At the 1830 general election Cockerell contradicted a ‘false report, most industriously circulated’ that it was his intention to retire from Evesham, and was returned in first place after a controversial three-day poll, which his opponents challenged on petition. He was listed by the Wellington ministry as one of their ‘friends’ and divided in their minority on the civil list, 15 Nov. 1830. Following inquiry into the petition, he and his colleague Lord Kennedy were found guilty of bribery and their election declared void, 13 Dec. 1830. His son Charles was rumoured as a candidate for the ensuing vacancy, but the writ was suspended to allow for consideration of possible disfranchisement.[footnote] At the 1831 general election Cockerell, in defiant mood, again came forward, denouncing the ‘unprecedented decision of a committee of the late House’ that had ‘severed’ him from his constituents, and which had been ‘brought about by means the most dishonourable and uncalled for’. He promised to be an ‘unflinching supporter’ of ‘vested rights’ and franchises, but at the same time recognized the necessity of broadening participation in the elective franchise. He was again returned at the top of the poll.[footnote] He was absent from the division on the second reading of the Grey ministry’s reintroduced reform bill, 6 July, but gave generally steady support to its details. He divided for the third reading of the bill, 19 Sept., its passage, 21 Sept., and Lord Ebrington’s confidence motion, 10 Oct. He voted with ministers on the Dublin election controversy, 23 Aug. He divided for the second reading of the revised reform bill, 17 Dec. 1831, again supported its details, and voted for the third reading, 22 Mar. 1832. He divided for the address calling on the king to appoint only ministers who would carry the bill unimpaired, 10 May. On 21 May he presented an Evesham petition praying that the supplies be withheld until it was effected. He voted with ministers on the Russian-Dutch loan, 26 Jan., 20 July 1832.

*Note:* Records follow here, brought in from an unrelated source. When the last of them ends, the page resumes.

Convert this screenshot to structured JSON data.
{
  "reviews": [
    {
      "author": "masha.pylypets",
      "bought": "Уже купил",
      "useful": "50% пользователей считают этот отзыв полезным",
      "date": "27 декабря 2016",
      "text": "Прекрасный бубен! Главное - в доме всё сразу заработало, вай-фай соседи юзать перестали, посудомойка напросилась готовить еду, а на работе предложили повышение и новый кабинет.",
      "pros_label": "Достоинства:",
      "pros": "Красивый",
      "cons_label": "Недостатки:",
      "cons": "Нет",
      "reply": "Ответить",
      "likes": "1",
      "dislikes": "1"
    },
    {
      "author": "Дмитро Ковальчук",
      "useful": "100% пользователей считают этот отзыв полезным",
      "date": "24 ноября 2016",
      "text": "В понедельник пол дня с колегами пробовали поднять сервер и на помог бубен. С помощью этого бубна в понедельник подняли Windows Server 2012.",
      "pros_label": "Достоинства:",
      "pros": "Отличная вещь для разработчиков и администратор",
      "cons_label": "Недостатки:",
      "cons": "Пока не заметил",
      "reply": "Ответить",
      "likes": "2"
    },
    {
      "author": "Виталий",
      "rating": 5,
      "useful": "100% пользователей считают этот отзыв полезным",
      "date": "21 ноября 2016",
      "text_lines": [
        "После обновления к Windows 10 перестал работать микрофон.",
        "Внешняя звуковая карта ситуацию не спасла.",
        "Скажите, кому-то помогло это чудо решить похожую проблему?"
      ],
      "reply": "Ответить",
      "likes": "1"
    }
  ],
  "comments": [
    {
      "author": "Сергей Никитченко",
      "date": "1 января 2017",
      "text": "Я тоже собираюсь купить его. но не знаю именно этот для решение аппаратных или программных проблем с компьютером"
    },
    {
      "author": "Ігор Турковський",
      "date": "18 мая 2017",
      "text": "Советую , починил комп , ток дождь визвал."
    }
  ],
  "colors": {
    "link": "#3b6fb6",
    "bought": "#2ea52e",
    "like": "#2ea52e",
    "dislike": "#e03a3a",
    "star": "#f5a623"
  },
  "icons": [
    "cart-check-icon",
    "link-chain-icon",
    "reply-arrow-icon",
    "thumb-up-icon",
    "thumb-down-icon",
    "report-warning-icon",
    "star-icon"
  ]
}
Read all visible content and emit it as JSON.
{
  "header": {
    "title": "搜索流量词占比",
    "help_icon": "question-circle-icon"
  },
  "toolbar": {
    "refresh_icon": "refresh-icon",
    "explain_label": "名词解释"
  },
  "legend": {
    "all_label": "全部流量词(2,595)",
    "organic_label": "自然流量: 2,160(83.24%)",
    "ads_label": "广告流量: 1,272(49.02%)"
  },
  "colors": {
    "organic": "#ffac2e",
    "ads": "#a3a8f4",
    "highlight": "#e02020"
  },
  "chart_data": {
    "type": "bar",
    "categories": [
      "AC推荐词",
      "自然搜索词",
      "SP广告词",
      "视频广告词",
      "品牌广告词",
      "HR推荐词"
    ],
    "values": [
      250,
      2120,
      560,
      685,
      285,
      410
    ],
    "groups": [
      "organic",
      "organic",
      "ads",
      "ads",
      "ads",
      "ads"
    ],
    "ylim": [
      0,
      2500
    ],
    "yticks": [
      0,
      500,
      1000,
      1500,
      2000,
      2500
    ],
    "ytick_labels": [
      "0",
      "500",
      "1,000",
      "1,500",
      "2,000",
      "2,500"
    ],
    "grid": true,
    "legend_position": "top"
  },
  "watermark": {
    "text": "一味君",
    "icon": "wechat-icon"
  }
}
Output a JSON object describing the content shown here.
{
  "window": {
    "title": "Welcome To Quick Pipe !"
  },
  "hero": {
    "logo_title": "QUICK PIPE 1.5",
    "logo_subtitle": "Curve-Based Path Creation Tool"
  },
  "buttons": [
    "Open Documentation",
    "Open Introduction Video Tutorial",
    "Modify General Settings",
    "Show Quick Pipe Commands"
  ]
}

At the 1832 general election Cockerell, by now in his late seventies, was made to ‘pay smartly’ by the electors of Evesham, where he was appointed mayor the following year and sat as a Liberal until his death in January 1837, aged nearly 82, having for 20 months held junior office in the Melbourne ministry.[footnote] His continuing commercial activities included an involvement with Benjamin Disraeli† in 1836.[footnote] By his will of 7 Oct. 1835, his daughter Harriet received a legacy of £10,000 and his estates passed to his wife and thereafter to Charles, who inherited his share of the partnership of Cockerell and Company and succeeded him in the baronetcy.[footnote]


Ref Volumes: 1820-1832

Author: Philip Salmon